─── DATA FOR PROCESSING ───

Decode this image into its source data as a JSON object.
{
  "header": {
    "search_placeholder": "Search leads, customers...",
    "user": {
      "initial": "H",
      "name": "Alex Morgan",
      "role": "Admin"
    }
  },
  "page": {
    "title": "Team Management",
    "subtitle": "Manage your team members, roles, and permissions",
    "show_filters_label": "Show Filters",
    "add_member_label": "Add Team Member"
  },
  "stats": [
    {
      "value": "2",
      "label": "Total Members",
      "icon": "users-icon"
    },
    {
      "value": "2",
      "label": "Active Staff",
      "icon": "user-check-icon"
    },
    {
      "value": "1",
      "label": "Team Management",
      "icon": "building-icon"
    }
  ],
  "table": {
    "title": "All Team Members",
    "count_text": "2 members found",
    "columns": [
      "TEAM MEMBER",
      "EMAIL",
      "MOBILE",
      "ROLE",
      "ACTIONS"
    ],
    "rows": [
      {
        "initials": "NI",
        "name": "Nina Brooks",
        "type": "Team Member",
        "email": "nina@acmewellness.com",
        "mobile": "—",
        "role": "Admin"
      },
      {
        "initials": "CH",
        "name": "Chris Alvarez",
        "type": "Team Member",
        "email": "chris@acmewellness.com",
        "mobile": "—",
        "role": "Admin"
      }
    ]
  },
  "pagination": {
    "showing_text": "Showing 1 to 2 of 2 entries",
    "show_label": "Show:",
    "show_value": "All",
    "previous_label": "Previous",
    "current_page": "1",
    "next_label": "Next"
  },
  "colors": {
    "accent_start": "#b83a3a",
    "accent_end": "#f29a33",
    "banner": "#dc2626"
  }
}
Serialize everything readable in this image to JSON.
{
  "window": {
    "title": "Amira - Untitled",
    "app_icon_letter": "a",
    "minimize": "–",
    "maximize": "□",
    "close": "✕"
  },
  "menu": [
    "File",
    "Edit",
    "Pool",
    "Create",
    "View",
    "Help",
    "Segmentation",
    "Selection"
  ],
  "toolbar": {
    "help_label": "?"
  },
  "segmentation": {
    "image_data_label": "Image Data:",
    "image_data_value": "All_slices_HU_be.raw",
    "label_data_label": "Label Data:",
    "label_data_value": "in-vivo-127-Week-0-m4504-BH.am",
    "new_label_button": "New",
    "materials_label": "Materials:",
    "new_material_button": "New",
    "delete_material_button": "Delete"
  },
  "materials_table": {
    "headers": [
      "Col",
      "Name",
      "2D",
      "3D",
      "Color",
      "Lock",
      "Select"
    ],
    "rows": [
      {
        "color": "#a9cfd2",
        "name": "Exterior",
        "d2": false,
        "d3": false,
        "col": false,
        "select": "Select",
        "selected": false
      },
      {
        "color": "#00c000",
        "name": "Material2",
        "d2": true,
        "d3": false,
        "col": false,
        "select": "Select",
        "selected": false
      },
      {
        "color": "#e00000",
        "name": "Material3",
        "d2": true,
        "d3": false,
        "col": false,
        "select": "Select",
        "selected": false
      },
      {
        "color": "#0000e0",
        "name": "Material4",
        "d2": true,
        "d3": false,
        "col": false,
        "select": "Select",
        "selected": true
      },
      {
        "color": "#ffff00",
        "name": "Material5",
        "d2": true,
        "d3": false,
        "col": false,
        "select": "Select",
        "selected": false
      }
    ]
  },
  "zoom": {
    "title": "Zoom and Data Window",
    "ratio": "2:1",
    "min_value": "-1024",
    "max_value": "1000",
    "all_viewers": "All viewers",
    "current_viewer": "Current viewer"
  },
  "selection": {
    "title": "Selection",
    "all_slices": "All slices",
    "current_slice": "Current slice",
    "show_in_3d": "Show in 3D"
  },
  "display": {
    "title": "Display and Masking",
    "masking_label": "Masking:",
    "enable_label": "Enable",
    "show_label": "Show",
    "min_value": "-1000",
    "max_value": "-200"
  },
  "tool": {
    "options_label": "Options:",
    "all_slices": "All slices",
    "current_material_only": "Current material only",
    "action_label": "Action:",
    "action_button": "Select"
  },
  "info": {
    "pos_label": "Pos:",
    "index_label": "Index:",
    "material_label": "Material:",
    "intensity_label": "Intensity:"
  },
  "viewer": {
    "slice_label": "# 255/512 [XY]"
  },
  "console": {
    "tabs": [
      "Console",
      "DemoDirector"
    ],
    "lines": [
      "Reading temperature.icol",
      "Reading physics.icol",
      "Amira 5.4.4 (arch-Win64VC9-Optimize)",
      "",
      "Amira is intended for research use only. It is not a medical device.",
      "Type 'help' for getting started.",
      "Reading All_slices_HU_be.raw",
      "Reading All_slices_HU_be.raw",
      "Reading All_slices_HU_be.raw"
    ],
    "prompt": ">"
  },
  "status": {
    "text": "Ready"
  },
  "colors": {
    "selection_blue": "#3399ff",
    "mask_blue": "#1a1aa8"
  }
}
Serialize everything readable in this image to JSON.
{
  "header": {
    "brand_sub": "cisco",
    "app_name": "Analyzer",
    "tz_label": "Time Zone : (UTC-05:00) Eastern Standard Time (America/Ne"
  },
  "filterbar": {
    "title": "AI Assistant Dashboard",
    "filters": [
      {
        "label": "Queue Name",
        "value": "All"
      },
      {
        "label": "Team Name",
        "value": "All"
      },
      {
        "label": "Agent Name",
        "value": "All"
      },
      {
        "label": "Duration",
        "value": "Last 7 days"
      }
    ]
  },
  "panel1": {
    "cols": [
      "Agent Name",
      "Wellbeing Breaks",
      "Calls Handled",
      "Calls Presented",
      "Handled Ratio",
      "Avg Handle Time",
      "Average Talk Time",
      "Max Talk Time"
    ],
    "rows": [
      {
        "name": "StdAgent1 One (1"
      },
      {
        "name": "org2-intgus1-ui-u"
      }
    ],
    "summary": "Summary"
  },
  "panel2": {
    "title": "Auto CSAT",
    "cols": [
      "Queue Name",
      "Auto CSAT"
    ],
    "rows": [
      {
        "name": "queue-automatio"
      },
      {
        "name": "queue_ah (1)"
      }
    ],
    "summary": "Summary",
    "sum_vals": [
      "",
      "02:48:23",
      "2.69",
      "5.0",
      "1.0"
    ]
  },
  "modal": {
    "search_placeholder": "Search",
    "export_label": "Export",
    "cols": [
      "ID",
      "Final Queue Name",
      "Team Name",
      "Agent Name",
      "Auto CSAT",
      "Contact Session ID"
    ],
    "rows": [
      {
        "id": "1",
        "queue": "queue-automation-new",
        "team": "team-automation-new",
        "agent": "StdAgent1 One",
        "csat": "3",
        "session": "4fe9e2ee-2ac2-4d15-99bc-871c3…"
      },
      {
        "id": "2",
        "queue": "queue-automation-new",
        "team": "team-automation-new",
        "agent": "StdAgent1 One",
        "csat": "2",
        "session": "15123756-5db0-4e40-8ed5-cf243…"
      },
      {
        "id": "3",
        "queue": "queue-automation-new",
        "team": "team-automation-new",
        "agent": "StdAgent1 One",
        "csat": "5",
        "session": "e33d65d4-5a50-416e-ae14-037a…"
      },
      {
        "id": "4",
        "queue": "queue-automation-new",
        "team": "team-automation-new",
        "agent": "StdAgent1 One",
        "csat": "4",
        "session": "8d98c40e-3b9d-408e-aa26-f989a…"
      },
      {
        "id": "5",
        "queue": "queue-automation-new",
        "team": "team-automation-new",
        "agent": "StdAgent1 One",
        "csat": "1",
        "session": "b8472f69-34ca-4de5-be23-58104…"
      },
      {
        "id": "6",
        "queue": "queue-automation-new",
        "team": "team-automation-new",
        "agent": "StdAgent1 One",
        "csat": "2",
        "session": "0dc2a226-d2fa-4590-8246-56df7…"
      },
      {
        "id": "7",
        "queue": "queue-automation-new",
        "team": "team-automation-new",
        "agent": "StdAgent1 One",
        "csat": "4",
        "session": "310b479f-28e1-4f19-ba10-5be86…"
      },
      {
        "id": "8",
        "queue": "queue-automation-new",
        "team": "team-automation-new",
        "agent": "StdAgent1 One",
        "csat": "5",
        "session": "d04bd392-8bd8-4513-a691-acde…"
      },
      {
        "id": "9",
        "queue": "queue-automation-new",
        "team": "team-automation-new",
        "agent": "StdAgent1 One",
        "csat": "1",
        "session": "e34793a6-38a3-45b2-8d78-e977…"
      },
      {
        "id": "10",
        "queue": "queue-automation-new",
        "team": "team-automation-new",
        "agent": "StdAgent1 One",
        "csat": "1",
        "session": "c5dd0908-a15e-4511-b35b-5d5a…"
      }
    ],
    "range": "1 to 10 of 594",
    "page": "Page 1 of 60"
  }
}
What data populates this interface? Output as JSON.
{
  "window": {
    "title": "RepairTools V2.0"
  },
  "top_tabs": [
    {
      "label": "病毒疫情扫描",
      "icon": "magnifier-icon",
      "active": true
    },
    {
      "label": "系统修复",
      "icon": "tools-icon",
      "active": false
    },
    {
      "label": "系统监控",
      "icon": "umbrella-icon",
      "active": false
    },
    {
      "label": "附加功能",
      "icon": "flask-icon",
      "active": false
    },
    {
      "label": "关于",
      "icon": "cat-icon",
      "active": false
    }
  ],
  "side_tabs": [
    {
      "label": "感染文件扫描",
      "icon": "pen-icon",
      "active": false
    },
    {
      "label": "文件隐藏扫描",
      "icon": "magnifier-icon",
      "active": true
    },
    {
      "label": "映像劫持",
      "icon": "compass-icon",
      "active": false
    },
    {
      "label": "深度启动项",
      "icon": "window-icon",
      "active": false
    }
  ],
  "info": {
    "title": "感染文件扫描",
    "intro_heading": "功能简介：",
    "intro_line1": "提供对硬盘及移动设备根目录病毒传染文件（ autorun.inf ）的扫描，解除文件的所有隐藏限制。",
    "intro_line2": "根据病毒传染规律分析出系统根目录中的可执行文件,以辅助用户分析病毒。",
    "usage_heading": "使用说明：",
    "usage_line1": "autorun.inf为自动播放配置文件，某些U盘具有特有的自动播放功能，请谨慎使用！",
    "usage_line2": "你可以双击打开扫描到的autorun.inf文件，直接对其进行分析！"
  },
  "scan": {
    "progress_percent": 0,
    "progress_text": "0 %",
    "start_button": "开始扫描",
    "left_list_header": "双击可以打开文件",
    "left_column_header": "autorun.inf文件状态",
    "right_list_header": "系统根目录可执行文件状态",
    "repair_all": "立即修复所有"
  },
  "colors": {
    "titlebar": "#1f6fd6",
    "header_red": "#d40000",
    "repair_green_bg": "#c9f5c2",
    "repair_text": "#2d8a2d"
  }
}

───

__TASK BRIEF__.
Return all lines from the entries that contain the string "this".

__YOUR SOLUTION__.
Decode this image into its source data as a JSON object.
Serialize everything readable in this image to JSON.
Serialize everything readable in this image to JSON.
What data populates this interface? Output as JSON.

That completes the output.